You are drenched, and pale, and beautiful, and sitting on cliffs overlooking a secret waterfall in the middle of a very lush jungle. Honey is dripping from the leaves of trees that shield the sun -- the world is glowing green -- and it's mixing with the pure, nippy water that's splashing all around you. A distant echo of Maria Callas moans through the foliage. Soon a delicate butterfly -- the size of Cupid -- arrives; it floats up gracefully, licks your lips and continues on. Lo, your smackers now taste like cinnamon, an accent that morphs into clove as it hits your tongue, then cardamom, nutmeg, chicory root, roasted carob, dates, ginger root, and black pepper, which in turn transforms into the flavor of the best dream you've ever had, that one that makes your brain glow when you remember it.
You are experiencing Herbal Ambrosia from Meshuggah -- and are quite obviously freaking out. No booze for you this week. Instead, the soft heaven that is this Indian chai-based iced elixir, created by the Loop mainstay that's just spread its wings in a new location, a virtual Mount Olympus on Delmar (the coffee shop used to be just off Delmar Boulevard on Melville Avenue), a few doors down from Subterranean Books.
Herbal Ambrosia is an exquisite spice buffet: The initial flavors arrive in the form of a Celestial Seasonings Bengal Spice tea bag, which proprietor Patrick (like Pelé and Charro, he has but one name) drops into a stainless-steel pitcher and mixes with sucanat (natural sugar), soy milk and water. He applies steam until the blessed mess morphs into a fluid, rich and complex, so enticing and magical that the knees of demigods have buckled at the first taste.
Warning: Don't mess with Herbal Ambrosia if your name is Tantalus. Don't do it, or you'll end up cannibalizing your seed. Tantalus, you probably don't recall, was the mortal offspring of that asshole Zeus. Adored by his dad's god-peers, Tantalus once dined with them and tasted their hallowed, highly-addictive-to-mortals vittles: ambrosia. Big mistake, because so overwhelmed was he with the experience that, when returning the favor and inviting the gods over for dinner, he served them the thing he loved most -- his son, Pelops.
He must have misread Deborah Madison's rice Pelops recipe, though, because the gods panned it and condemned T. to a place quite like the jungle room you're tripping in right now: abundant vines teeming with fruit, and water from the purest source this side of the River Styx. The problem? Each time Tantalus reached for the fruit, it recoiled just beyond his grasp. And though he stood in water up to his earlobes, it would recede whenever he dipped his lips to drink it. Bummer.

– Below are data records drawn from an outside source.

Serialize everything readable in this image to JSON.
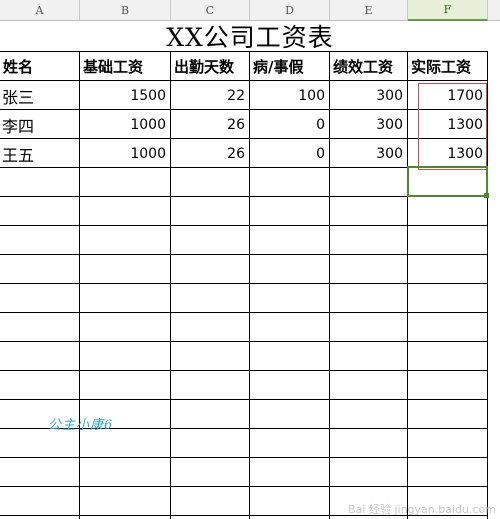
{
  "columns": [
    "A",
    "B",
    "C",
    "D",
    "E",
    "F"
  ],
  "title": "XX公司工资表",
  "headers": [
    "姓名",
    "基础工资",
    "出勤天数",
    "病/事假",
    "绩效工资",
    "实际工资"
  ],
  "rows": [
    [
      "张三",
      "1500",
      "22",
      "100",
      "300",
      "1700"
    ],
    [
      "李四",
      "1000",
      "26",
      "0",
      "300",
      "1300"
    ],
    [
      "王五",
      "1000",
      "26",
      "0",
      "300",
      "1300"
    ]
  ],
  "signature": "公主小康6",
  "watermark": "Bai 经验 jingyan.baidu.com",
  "colors": {
    "selection": "#4a8a2c",
    "highlight_box": "#c0504d",
    "signature": "#25a8cf"
  }
}
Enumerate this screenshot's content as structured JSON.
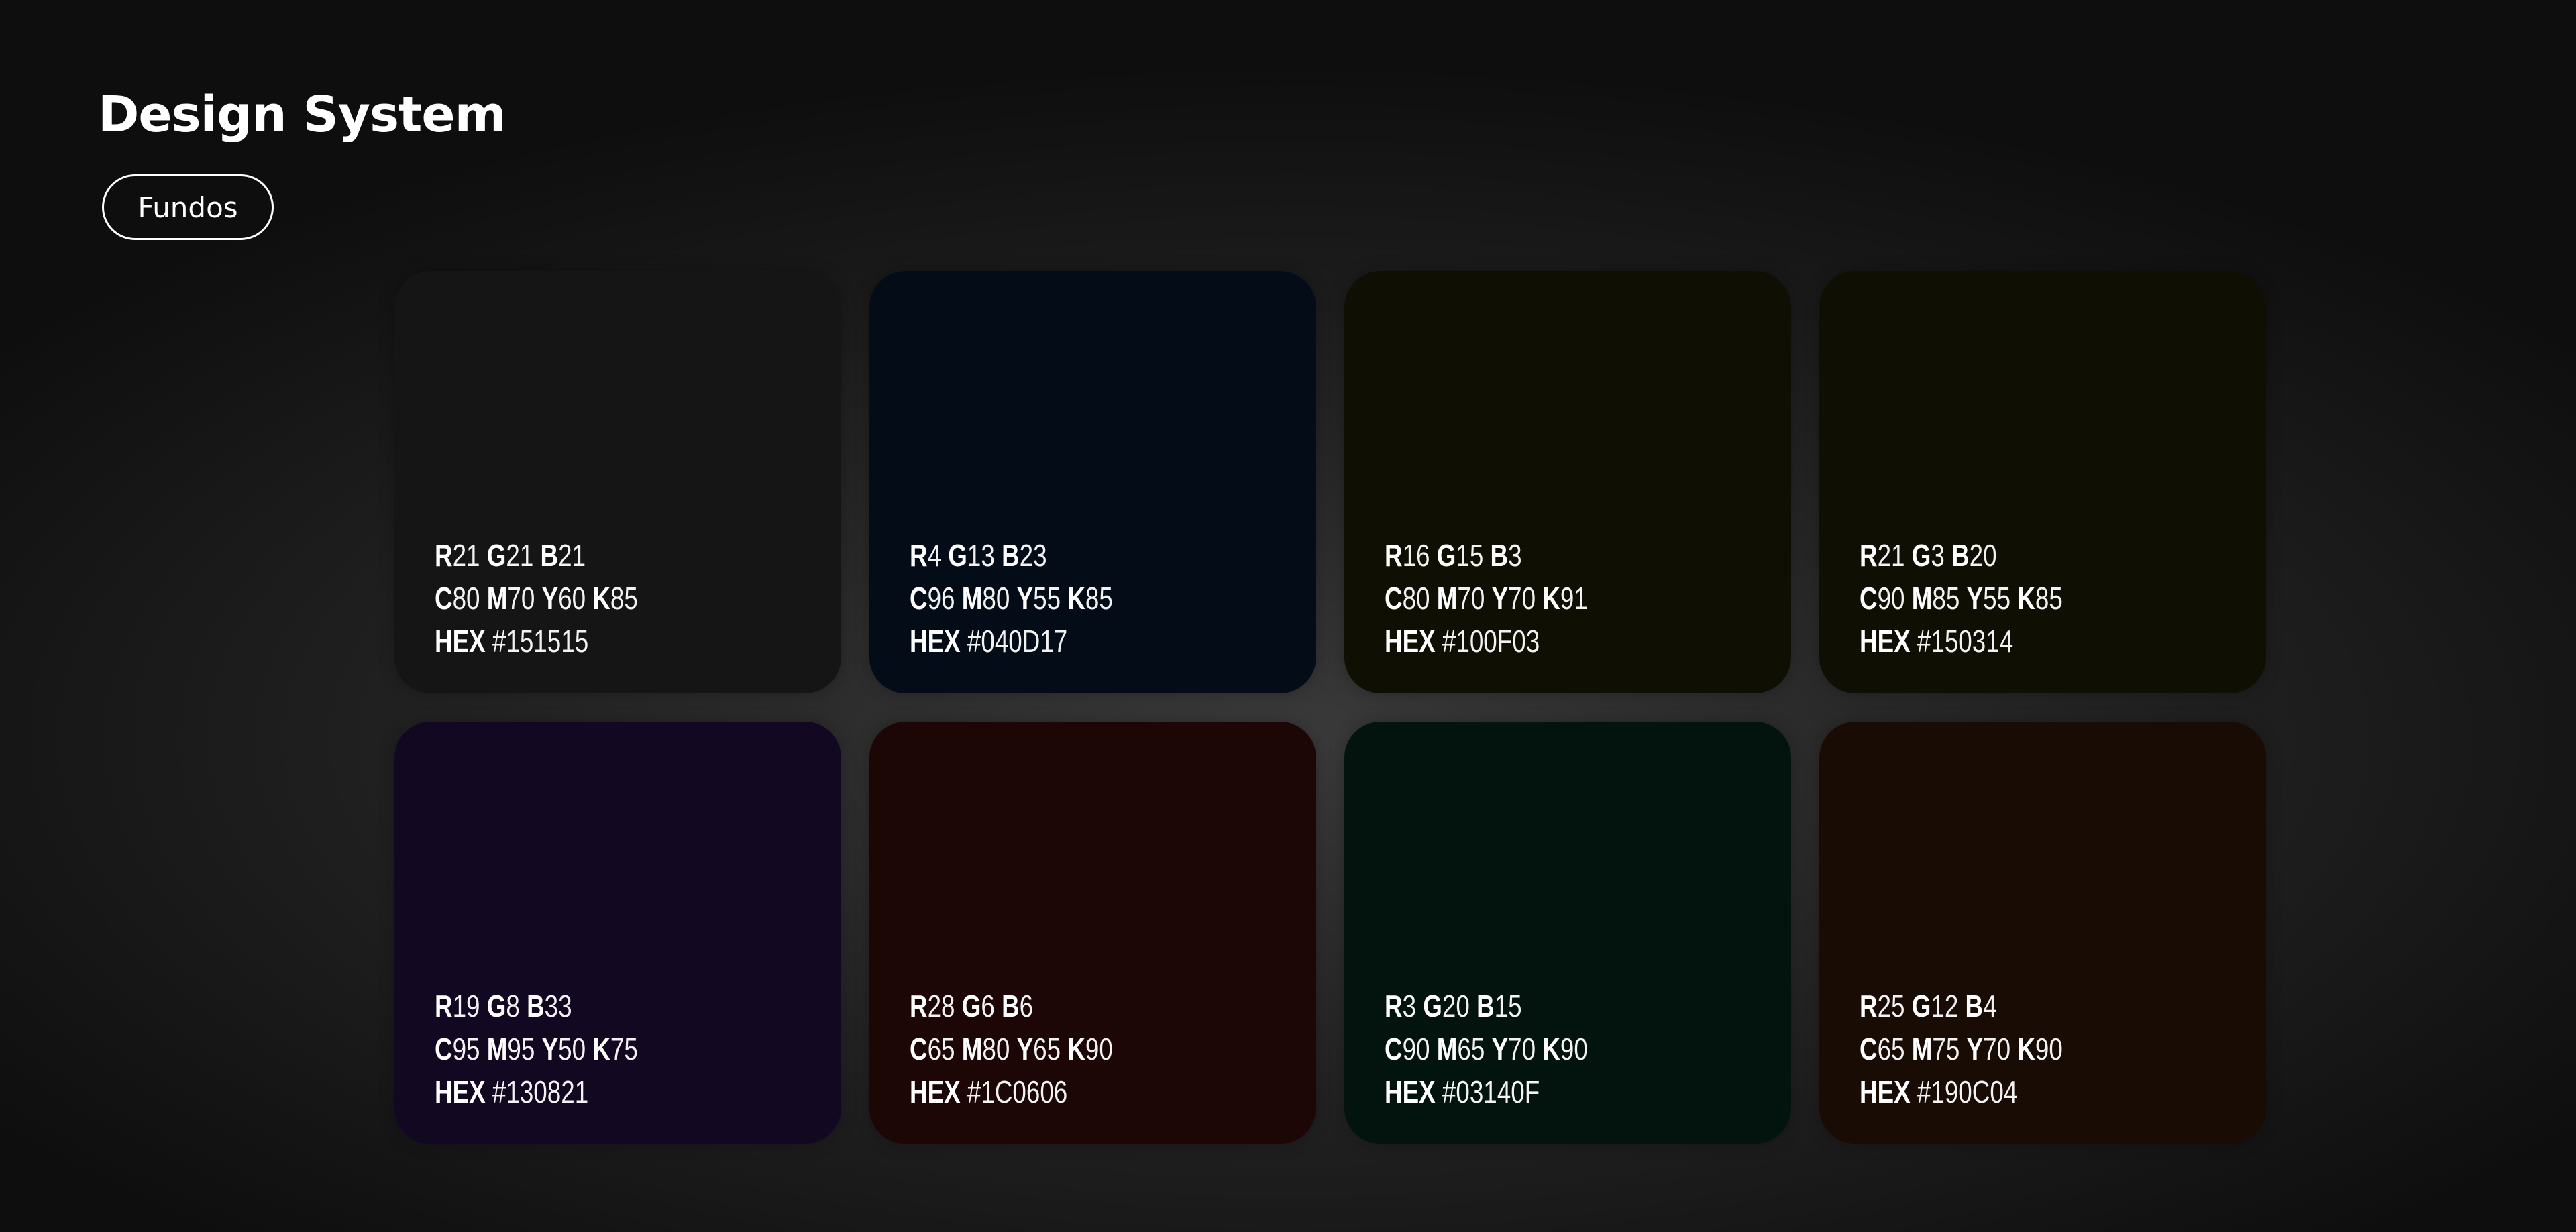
{
  "header": {
    "title": "Design System",
    "tag_label": "Fundos"
  },
  "labels": {
    "r": "R",
    "g": "G",
    "b": "B",
    "c": "C",
    "m": "M",
    "y": "Y",
    "k": "K",
    "hex": "HEX"
  },
  "swatches": [
    {
      "color": "#151515",
      "r": "21",
      "g": "21",
      "b": "21",
      "c": "80",
      "m": "70",
      "y": "60",
      "k": "85",
      "hex": "#151515"
    },
    {
      "color": "#040D17",
      "r": "4",
      "g": "13",
      "b": "23",
      "c": "96",
      "m": "80",
      "y": "55",
      "k": "85",
      "hex": "#040D17"
    },
    {
      "color": "#100F03",
      "r": "16",
      "g": "15",
      "b": "3",
      "c": "80",
      "m": "70",
      "y": "70",
      "k": "91",
      "hex": "#100F03"
    },
    {
      "color": "#100F03",
      "r": "21",
      "g": "3",
      "b": "20",
      "c": "90",
      "m": "85",
      "y": "55",
      "k": "85",
      "hex": "#150314"
    },
    {
      "color": "#130821",
      "r": "19",
      "g": "8",
      "b": "33",
      "c": "95",
      "m": "95",
      "y": "50",
      "k": "75",
      "hex": "#130821"
    },
    {
      "color": "#1C0606",
      "r": "28",
      "g": "6",
      "b": "6",
      "c": "65",
      "m": "80",
      "y": "65",
      "k": "90",
      "hex": "#1C0606"
    },
    {
      "color": "#03140F",
      "r": "3",
      "g": "20",
      "b": "15",
      "c": "90",
      "m": "65",
      "y": "70",
      "k": "90",
      "hex": "#03140F"
    },
    {
      "color": "#190C04",
      "r": "25",
      "g": "12",
      "b": "4",
      "c": "65",
      "m": "75",
      "y": "70",
      "k": "90",
      "hex": "#190C04"
    }
  ]
}
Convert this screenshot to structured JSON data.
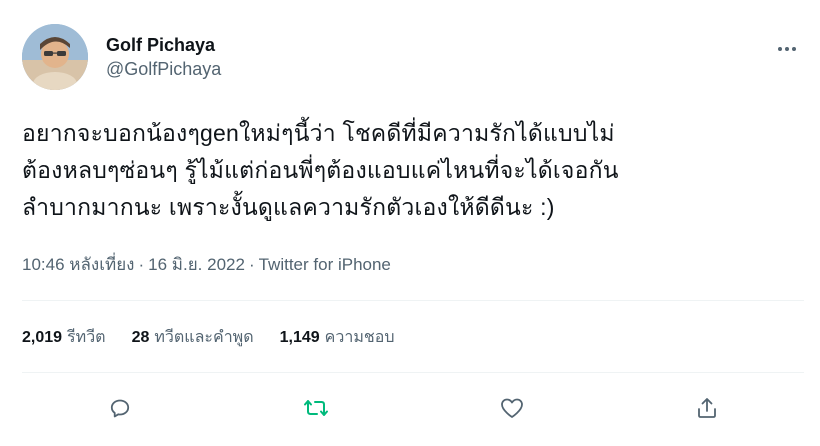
{
  "author": {
    "display_name": "Golf Pichaya",
    "handle": "@GolfPichaya",
    "avatar_icon": "profile-photo"
  },
  "tweet": {
    "lines": [
      "อยากจะบอกน้องๆgenใหม่ๆนี้ว่า โชคดีที่มีความรักได้แบบไม่",
      "ต้องหลบๆซ่อนๆ รู้ไม้แต่ก่อนพี่ๆต้องแอบแค่ไหนที่จะได้เจอกัน",
      "ลำบากมากนะ เพราะงั้นดูแลความรักตัวเองให้ดีดีนะ :)"
    ]
  },
  "meta": {
    "time": "10:46 หลังเที่ยง",
    "separator": "·",
    "date": "16 มิ.ย. 2022",
    "source": "Twitter for iPhone"
  },
  "stats": {
    "retweets_count": "2,019",
    "retweets_label": "รีทวีต",
    "quotes_count": "28",
    "quotes_label": "ทวีตและคำพูด",
    "likes_count": "1,149",
    "likes_label": "ความชอบ"
  },
  "icons": {
    "more": "more-horizontal-icon",
    "reply": "reply-icon",
    "retweet": "retweet-icon",
    "like": "like-icon",
    "share": "share-icon"
  },
  "colors": {
    "text_primary": "#0f1419",
    "text_secondary": "#536471",
    "retweet_active": "#00ba7c",
    "divider": "#eff3f4"
  }
}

Luckily, your obviously mortal parents reconsidered before naming you Tantalus, so you don't have to worry about cannibalism, hunger and thirst -- yet. Just concern yourself with securing another dose of spiced orgasm, Herbal Ambrosia.